Write out each record below exactly, but not the pictures.

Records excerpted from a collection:
-- -- --

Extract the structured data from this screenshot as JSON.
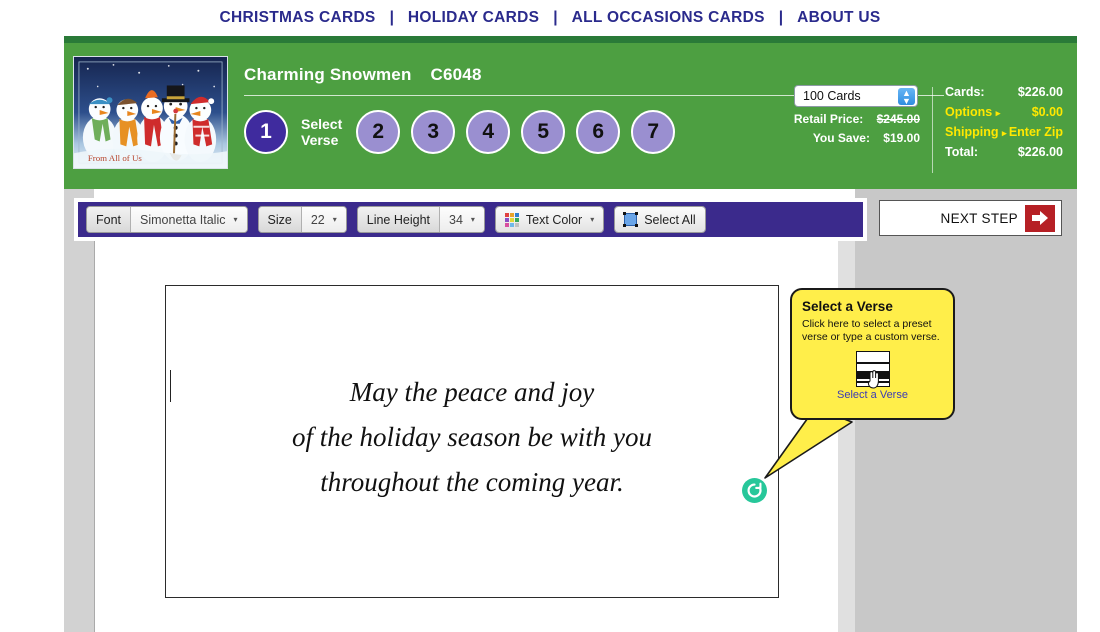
{
  "topnav": {
    "links": [
      "CHRISTMAS CARDS",
      "HOLIDAY CARDS",
      "ALL OCCASIONS CARDS",
      "ABOUT US"
    ],
    "separator": "|",
    "color": "#2a2a8c"
  },
  "header": {
    "background": "#4d9f41",
    "strip_color": "#2a7a38",
    "product_name": "Charming Snowmen",
    "sku": "C6048",
    "thumbnail_caption": "From All of Us",
    "steps": [
      {
        "number": "1",
        "label": "Select Verse",
        "active": true
      },
      {
        "number": "2",
        "active": false
      },
      {
        "number": "3",
        "active": false
      },
      {
        "number": "4",
        "active": false
      },
      {
        "number": "5",
        "active": false
      },
      {
        "number": "6",
        "active": false
      },
      {
        "number": "7",
        "active": false
      }
    ],
    "active_step_color": "#3f2b9e",
    "step_color": "#9a8fd0"
  },
  "pricing": {
    "quantity_value": "100 Cards",
    "retail_price_label": "Retail Price:",
    "retail_price_value": "$245.00",
    "you_save_label": "You Save:",
    "you_save_value": "$19.00",
    "cards_label": "Cards:",
    "cards_value": "$226.00",
    "options_label": "Options",
    "options_value": "$0.00",
    "shipping_label": "Shipping",
    "shipping_value": "Enter Zip",
    "total_label": "Total:",
    "total_value": "$226.00",
    "arrow_glyph": "▸",
    "highlight_color": "#ffe800"
  },
  "toolbar": {
    "background": "#3b2a8c",
    "font_label": "Font",
    "font_value": "Simonetta Italic",
    "size_label": "Size",
    "size_value": "22",
    "line_height_label": "Line Height",
    "line_height_value": "34",
    "text_color_label": "Text Color",
    "select_all_label": "Select All",
    "caret_glyph": "▾"
  },
  "next_step": {
    "label": "NEXT STEP",
    "arrow_color": "#b62025"
  },
  "canvas": {
    "verse_lines": [
      "May the peace and joy",
      "of the holiday season be with you",
      "throughout the coming year."
    ],
    "rotate_icon_color": "#27c79a"
  },
  "tooltip": {
    "title": "Select a Verse",
    "body": "Click here to select a preset verse or type a custom verse.",
    "link": "Select a Verse",
    "background": "#ffee4a"
  }
}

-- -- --

Solution to this exercise:
Extract the structured data from this screenshot as JSON.
{
  "topnav": {
    "links": [
      "CHRISTMAS CARDS",
      "HOLIDAY CARDS",
      "ALL OCCASIONS CARDS",
      "ABOUT US"
    ],
    "separator": "|",
    "color": "#2a2a8c"
  },
  "header": {
    "background": "#4d9f41",
    "strip_color": "#2a7a38",
    "product_name": "Charming Snowmen",
    "sku": "C6048",
    "thumbnail_caption": "From All of Us",
    "steps": [
      {
        "number": "1",
        "label": "Select Verse",
        "active": true
      },
      {
        "number": "2",
        "active": false
      },
      {
        "number": "3",
        "active": false
      },
      {
        "number": "4",
        "active": false
      },
      {
        "number": "5",
        "active": false
      },
      {
        "number": "6",
        "active": false
      },
      {
        "number": "7",
        "active": false
      }
    ],
    "active_step_color": "#3f2b9e",
    "step_color": "#9a8fd0"
  },
  "pricing": {
    "quantity_value": "100 Cards",
    "retail_price_label": "Retail Price:",
    "retail_price_value": "$245.00",
    "you_save_label": "You Save:",
    "you_save_value": "$19.00",
    "cards_label": "Cards:",
    "cards_value": "$226.00",
    "options_label": "Options",
    "options_value": "$0.00",
    "shipping_label": "Shipping",
    "shipping_value": "Enter Zip",
    "total_label": "Total:",
    "total_value": "$226.00",
    "arrow_glyph": "▸",
    "highlight_color": "#ffe800"
  },
  "toolbar": {
    "background": "#3b2a8c",
    "font_label": "Font",
    "font_value": "Simonetta Italic",
    "size_label": "Size",
    "size_value": "22",
    "line_height_label": "Line Height",
    "line_height_value": "34",
    "text_color_label": "Text Color",
    "select_all_label": "Select All",
    "caret_glyph": "▾"
  },
  "next_step": {
    "label": "NEXT STEP",
    "arrow_color": "#b62025"
  },
  "canvas": {
    "verse_lines": [
      "May the peace and joy",
      "of the holiday season be with you",
      "throughout the coming year."
    ],
    "rotate_icon_color": "#27c79a"
  },
  "tooltip": {
    "title": "Select a Verse",
    "body": "Click here to select a preset verse or type a custom verse.",
    "link": "Select a Verse",
    "background": "#ffee4a"
  }
}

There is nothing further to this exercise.